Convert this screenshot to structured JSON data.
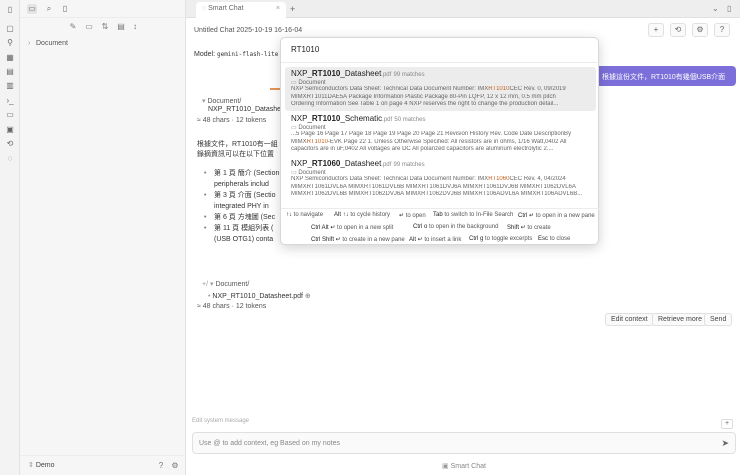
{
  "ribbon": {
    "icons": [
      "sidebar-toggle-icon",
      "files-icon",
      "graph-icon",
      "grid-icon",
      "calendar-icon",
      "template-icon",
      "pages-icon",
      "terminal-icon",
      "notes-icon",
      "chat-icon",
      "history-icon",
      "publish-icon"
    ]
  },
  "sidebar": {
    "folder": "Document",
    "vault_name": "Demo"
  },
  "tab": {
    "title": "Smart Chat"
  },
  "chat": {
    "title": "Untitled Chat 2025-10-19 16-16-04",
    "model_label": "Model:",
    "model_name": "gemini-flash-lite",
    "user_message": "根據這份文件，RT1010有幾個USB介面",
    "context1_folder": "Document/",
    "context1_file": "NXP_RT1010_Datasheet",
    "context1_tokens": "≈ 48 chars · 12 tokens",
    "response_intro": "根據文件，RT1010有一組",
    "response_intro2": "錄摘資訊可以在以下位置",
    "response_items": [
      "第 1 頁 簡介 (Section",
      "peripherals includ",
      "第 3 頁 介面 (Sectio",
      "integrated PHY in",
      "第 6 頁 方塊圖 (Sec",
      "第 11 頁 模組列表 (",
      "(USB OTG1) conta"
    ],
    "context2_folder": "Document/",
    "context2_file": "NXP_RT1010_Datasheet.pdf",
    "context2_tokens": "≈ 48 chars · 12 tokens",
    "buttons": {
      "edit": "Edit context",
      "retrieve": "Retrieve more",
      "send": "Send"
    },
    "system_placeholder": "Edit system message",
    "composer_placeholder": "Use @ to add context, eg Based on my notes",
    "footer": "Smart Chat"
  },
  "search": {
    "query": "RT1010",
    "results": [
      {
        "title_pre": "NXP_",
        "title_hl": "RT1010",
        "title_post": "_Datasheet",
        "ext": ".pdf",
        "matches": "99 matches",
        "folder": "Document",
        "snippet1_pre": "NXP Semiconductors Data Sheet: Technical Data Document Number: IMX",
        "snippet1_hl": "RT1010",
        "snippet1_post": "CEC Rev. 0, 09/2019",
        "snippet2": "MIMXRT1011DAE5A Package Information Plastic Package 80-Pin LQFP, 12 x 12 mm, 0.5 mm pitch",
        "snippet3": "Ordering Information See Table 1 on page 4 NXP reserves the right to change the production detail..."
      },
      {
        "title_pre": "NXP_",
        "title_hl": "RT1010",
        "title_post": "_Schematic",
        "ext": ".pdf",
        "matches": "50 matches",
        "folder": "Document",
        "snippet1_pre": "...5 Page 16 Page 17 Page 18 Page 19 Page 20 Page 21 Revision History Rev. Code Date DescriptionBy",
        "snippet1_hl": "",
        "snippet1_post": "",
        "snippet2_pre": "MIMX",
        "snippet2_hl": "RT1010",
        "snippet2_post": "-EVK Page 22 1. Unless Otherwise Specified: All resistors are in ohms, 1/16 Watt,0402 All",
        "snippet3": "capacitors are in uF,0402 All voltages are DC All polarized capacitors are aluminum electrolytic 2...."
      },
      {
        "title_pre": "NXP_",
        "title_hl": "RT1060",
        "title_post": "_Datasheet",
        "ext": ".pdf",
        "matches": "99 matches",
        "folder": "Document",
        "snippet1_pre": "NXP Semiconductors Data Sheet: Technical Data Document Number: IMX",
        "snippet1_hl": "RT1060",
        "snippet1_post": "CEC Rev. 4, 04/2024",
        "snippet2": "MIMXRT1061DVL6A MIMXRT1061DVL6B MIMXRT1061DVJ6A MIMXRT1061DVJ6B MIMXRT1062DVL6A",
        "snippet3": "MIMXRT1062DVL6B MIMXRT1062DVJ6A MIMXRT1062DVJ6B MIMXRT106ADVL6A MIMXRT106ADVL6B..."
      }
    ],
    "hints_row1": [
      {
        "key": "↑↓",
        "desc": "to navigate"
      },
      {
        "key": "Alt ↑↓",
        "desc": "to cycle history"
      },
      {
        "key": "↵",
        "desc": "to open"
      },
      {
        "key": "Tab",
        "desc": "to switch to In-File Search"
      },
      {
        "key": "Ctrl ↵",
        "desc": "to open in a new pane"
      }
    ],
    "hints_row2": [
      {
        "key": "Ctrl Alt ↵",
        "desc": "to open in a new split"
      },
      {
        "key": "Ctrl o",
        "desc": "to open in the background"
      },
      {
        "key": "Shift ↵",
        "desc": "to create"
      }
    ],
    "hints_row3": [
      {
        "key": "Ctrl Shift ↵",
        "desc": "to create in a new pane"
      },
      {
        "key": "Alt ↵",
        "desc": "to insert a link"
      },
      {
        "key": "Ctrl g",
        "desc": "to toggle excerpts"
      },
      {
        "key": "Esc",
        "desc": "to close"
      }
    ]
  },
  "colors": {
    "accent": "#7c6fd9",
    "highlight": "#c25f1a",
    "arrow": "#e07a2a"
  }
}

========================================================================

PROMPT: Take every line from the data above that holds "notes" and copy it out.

YOUR RESPONSE:
      "notes-icon",
    "composer_placeholder": "Use @ to add context, eg Based on my notes",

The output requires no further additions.